- _Your assignment_
Could you copy every record exactly as it appears?

- _Exercise data_
- Opening Delimiter -
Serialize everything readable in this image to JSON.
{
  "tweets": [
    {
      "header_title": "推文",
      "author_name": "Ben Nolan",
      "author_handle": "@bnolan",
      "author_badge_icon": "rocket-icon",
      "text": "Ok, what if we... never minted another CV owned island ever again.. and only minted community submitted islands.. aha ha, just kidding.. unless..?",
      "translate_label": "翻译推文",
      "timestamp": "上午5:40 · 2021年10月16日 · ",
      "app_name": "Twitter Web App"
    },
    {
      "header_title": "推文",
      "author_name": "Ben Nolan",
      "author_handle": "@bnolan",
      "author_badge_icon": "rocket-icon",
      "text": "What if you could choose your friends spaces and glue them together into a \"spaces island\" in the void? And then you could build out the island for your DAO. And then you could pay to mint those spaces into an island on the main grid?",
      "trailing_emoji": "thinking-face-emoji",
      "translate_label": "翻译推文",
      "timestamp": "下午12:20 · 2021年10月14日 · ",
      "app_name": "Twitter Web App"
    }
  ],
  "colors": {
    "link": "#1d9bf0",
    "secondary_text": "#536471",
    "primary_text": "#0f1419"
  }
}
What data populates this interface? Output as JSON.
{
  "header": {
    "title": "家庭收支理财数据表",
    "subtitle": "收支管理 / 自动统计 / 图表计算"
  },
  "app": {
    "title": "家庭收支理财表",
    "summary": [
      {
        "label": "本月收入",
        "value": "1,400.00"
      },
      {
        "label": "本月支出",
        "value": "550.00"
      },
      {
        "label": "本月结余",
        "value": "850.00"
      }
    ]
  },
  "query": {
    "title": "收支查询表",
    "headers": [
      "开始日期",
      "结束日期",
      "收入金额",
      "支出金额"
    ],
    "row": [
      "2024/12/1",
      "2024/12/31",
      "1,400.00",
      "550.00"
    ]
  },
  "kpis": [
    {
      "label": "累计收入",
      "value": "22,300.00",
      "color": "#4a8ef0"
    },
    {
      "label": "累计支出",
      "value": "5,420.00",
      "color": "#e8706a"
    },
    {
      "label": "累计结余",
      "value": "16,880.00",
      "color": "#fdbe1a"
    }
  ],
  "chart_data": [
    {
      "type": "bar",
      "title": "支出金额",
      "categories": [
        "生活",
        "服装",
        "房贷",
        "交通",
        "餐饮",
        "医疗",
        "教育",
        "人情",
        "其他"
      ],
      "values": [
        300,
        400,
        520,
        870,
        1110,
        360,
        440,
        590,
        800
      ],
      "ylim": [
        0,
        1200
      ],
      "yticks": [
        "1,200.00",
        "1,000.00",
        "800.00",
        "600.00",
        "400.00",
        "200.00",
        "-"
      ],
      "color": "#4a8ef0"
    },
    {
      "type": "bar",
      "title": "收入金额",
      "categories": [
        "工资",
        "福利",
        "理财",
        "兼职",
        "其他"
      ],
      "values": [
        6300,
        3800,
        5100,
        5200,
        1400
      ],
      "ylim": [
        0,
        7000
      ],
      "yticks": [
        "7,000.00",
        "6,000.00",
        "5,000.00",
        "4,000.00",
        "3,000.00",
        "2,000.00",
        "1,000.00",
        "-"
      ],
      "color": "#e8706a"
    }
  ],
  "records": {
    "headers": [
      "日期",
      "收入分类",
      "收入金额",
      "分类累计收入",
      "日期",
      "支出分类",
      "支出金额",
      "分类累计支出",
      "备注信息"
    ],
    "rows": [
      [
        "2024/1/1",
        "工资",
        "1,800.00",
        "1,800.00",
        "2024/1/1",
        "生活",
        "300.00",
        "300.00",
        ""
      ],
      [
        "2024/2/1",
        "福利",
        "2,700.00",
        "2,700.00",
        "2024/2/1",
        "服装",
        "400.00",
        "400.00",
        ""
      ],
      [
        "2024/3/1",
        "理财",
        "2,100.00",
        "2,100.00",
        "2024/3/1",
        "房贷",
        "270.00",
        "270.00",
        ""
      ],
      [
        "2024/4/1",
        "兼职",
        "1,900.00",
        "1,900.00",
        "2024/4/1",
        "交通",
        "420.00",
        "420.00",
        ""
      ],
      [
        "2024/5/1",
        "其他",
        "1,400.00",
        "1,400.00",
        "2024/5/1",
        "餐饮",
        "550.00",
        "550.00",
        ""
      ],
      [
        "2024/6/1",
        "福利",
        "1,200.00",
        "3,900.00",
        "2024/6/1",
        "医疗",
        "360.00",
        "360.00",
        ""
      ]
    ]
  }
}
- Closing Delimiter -
- _Output for this exercise_
Serialize everything readable in this image to JSON.
{
  "tweets": [
    {
      "header_title": "推文",
      "author_name": "Ben Nolan",
      "author_handle": "@bnolan",
      "author_badge_icon": "rocket-icon",
      "text": "Ok, what if we... never minted another CV owned island ever again.. and only minted community submitted islands.. aha ha, just kidding.. unless..?",
      "translate_label": "翻译推文",
      "timestamp": "上午5:40 · 2021年10月16日 · ",
      "app_name": "Twitter Web App"
    },
    {
      "header_title": "推文",
      "author_name": "Ben Nolan",
      "author_handle": "@bnolan",
      "author_badge_icon": "rocket-icon",
      "text": "What if you could choose your friends spaces and glue them together into a \"spaces island\" in the void? And then you could build out the island for your DAO. And then you could pay to mint those spaces into an island on the main grid?",
      "trailing_emoji": "thinking-face-emoji",
      "translate_label": "翻译推文",
      "timestamp": "下午12:20 · 2021年10月14日 · ",
      "app_name": "Twitter Web App"
    }
  ],
  "colors": {
    "link": "#1d9bf0",
    "secondary_text": "#536471",
    "primary_text": "#0f1419"
  }
}
What data populates this interface? Output as JSON.
{
  "header": {
    "title": "家庭收支理财数据表",
    "subtitle": "收支管理 / 自动统计 / 图表计算"
  },
  "app": {
    "title": "家庭收支理财表",
    "summary": [
      {
        "label": "本月收入",
        "value": "1,400.00"
      },
      {
        "label": "本月支出",
        "value": "550.00"
      },
      {
        "label": "本月结余",
        "value": "850.00"
      }
    ]
  },
  "query": {
    "title": "收支查询表",
    "headers": [
      "开始日期",
      "结束日期",
      "收入金额",
      "支出金额"
    ],
    "row": [
      "2024/12/1",
      "2024/12/31",
      "1,400.00",
      "550.00"
    ]
  },
  "kpis": [
    {
      "label": "累计收入",
      "value": "22,300.00",
      "color": "#4a8ef0"
    },
    {
      "label": "累计支出",
      "value": "5,420.00",
      "color": "#e8706a"
    },
    {
      "label": "累计结余",
      "value": "16,880.00",
      "color": "#fdbe1a"
    }
  ],
  "chart_data": [
    {
      "type": "bar",
      "title": "支出金额",
      "categories": [
        "生活",
        "服装",
        "房贷",
        "交通",
        "餐饮",
        "医疗",
        "教育",
        "人情",
        "其他"
      ],
      "values": [
        300,
        400,
        520,
        870,
        1110,
        360,
        440,
        590,
        800
      ],
      "ylim": [
        0,
        1200
      ],
      "yticks": [
        "1,200.00",
        "1,000.00",
        "800.00",
        "600.00",
        "400.00",
        "200.00",
        "-"
      ],
      "color": "#4a8ef0"
    },
    {
      "type": "bar",
      "title": "收入金额",
      "categories": [
        "工资",
        "福利",
        "理财",
        "兼职",
        "其他"
      ],
      "values": [
        6300,
        3800,
        5100,
        5200,
        1400
      ],
      "ylim": [
        0,
        7000
      ],
      "yticks": [
        "7,000.00",
        "6,000.00",
        "5,000.00",
        "4,000.00",
        "3,000.00",
        "2,000.00",
        "1,000.00",
        "-"
      ],
      "color": "#e8706a"
    }
  ],
  "records": {
    "headers": [
      "日期",
      "收入分类",
      "收入金额",
      "分类累计收入",
      "日期",
      "支出分类",
      "支出金额",
      "分类累计支出",
      "备注信息"
    ],
    "rows": [
      [
        "2024/1/1",
        "工资",
        "1,800.00",
        "1,800.00",
        "2024/1/1",
        "生活",
        "300.00",
        "300.00",
        ""
      ],
      [
        "2024/2/1",
        "福利",
        "2,700.00",
        "2,700.00",
        "2024/2/1",
        "服装",
        "400.00",
        "400.00",
        ""
      ],
      [
        "2024/3/1",
        "理财",
        "2,100.00",
        "2,100.00",
        "2024/3/1",
        "房贷",
        "270.00",
        "270.00",
        ""
      ],
      [
        "2024/4/1",
        "兼职",
        "1,900.00",
        "1,900.00",
        "2024/4/1",
        "交通",
        "420.00",
        "420.00",
        ""
      ],
      [
        "2024/5/1",
        "其他",
        "1,400.00",
        "1,400.00",
        "2024/5/1",
        "餐饮",
        "550.00",
        "550.00",
        ""
      ],
      [
        "2024/6/1",
        "福利",
        "1,200.00",
        "3,900.00",
        "2024/6/1",
        "医疗",
        "360.00",
        "360.00",
        ""
      ]
    ]
  }
}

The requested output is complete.